.LBB8_4:
    addq    $40, %rsp
    retq
.LBB8_5:
    leaq    panic_loc5981(%rip), %rcx
    callq    _ZN4core9panicking5panic17h188c6c6a0fe5463cE
    ud2


_ZN4temp5foo1017h5bde45ebfe6d6fcdE:
    subq    $40, %rsp
    xorl    %eax, %eax
    .align    16, 0x90
.LBB9_1:
    movl    %eax, %edx
    incl    %edx
    jo    .LBB9_4
    cltq
    movb    $0, (%rcx,%rax)
    movl    %edx, %eax
    cmpl    $10, %edx
    jl    .LBB9_1
    addq    $40, %rsp
    retq
.LBB9_4:
    leaq    panic_loc7761(%rip), %rcx
    callq    _ZN4core9panicking5panic17h188c6c6a0fe5463cE
    ud2

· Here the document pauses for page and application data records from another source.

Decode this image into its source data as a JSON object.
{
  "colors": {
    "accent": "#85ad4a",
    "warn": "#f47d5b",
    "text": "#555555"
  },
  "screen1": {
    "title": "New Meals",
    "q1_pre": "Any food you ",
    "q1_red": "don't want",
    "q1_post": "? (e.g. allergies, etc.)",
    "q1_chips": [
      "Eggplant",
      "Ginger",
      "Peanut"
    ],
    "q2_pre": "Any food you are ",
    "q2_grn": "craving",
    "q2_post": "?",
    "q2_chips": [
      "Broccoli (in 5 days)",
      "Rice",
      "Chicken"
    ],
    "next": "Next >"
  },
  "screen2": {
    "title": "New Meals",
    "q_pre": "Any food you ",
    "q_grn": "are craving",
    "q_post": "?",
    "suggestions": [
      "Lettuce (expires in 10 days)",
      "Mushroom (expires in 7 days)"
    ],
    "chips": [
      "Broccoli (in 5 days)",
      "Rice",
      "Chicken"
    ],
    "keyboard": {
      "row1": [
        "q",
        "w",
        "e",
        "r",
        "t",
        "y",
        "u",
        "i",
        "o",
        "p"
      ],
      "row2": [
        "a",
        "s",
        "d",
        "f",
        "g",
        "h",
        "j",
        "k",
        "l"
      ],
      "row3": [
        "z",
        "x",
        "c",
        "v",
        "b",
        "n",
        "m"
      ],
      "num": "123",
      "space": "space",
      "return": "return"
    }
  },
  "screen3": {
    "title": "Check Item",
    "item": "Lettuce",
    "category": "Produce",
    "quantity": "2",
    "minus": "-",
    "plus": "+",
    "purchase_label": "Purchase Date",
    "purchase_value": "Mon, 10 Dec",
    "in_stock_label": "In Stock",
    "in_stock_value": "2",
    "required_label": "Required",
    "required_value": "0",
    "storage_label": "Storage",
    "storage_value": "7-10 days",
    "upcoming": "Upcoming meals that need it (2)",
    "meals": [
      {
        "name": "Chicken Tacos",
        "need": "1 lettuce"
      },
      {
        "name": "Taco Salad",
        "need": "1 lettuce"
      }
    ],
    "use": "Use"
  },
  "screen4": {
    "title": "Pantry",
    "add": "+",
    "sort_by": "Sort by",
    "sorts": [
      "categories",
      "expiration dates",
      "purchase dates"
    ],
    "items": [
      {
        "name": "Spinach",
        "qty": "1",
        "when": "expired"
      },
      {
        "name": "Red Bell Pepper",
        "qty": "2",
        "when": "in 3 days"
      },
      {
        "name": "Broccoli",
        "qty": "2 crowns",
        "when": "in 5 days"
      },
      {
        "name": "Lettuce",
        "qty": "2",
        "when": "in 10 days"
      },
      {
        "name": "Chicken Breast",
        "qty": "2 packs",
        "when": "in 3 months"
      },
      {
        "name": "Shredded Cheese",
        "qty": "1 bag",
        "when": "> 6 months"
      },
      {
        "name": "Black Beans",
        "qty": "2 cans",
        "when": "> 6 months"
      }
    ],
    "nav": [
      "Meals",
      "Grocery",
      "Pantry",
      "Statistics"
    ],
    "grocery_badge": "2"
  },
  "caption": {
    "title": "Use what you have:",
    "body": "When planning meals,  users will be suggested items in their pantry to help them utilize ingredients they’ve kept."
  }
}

_ZN4temp5foo1117hedfa86a790c1c8caE:
    subq    $40, %rsp
    movl    %edx, %r8d
    addl    $3, %r8d
    jo    .LBB10_7
    movl    %edx, %eax
    addl    $5, %eax
    jo    .LBB10_9
    movslq    %r8d, %r8
    movslq    %eax, %r9
    movl    (%rcx,%r8,4), %eax
    addl    (%rcx,%r9,4), %eax
    jb    .LBB10_8
    addl    $2, %edx
    jo    .LBB10_6
    movslq    %edx, %rdx
    addl    (%rcx,%rdx,4), %eax
    jb    .LBB10_8
    addq    $40, %rsp
    retq
.LBB10_8:
    leaq    panic_loc7761(%rip), %rcx
    callq    _ZN4core9panicking5panic17h188c6c6a0fe5463cE
    ud2
.LBB10_7:
    leaq    panic_loc7932(%rip), %rcx
    callq    _ZN4core9panicking5panic17h188c6c6a0fe5463cE
    ud2
.LBB10_9:
    leaq    panic_loc7934(%rip), %rcx
    callq    _ZN4core9panicking5panic17h188c6c6a0fe5463cE
    ud2
.LBB10_6:
    leaq    panic_loc7936(%rip), %rcx
    callq    _ZN4core9panicking5panic17h188c6c6a0fe5463cE
    ud2

Compared to the blog post, the asm of foo() is longer. The asm of the C foo() is:

foo:                                    # @foo
        addl    %esi, %edi
        jo      .LBB0_1
        movl    %edi, %eax
        retq
.LBB0_1:
        ud2

foo11() has five panics instead of three because the C code is compiled with -fsanitize=signed-integer-overflow -fsanitize-trap=signed-integer-overflow, so it ignores the unsigned overflows. If you add -fsanitize=unsigned-integer-overflow -fsanitize-trap=unsigned-integer-overflow to the C compilation flags, you get five traps in the C code too.


#2

The differences between the foo() from the blog post and Rust’s foo():

  • The call to core::panicking::panic is the panic infrastructure, which gives you nice panic messages, unwinding, etc. as opposed to just crashing the program like ud2.

  • subq $40, %rsp etc. is stack manipulation; LLVM implements an optimization called shrink-wrapping which mitigates this, but it doesn’t work with unwinding at the moment (see https://llvm.org/bugs/show_bug.cgi?id=25614).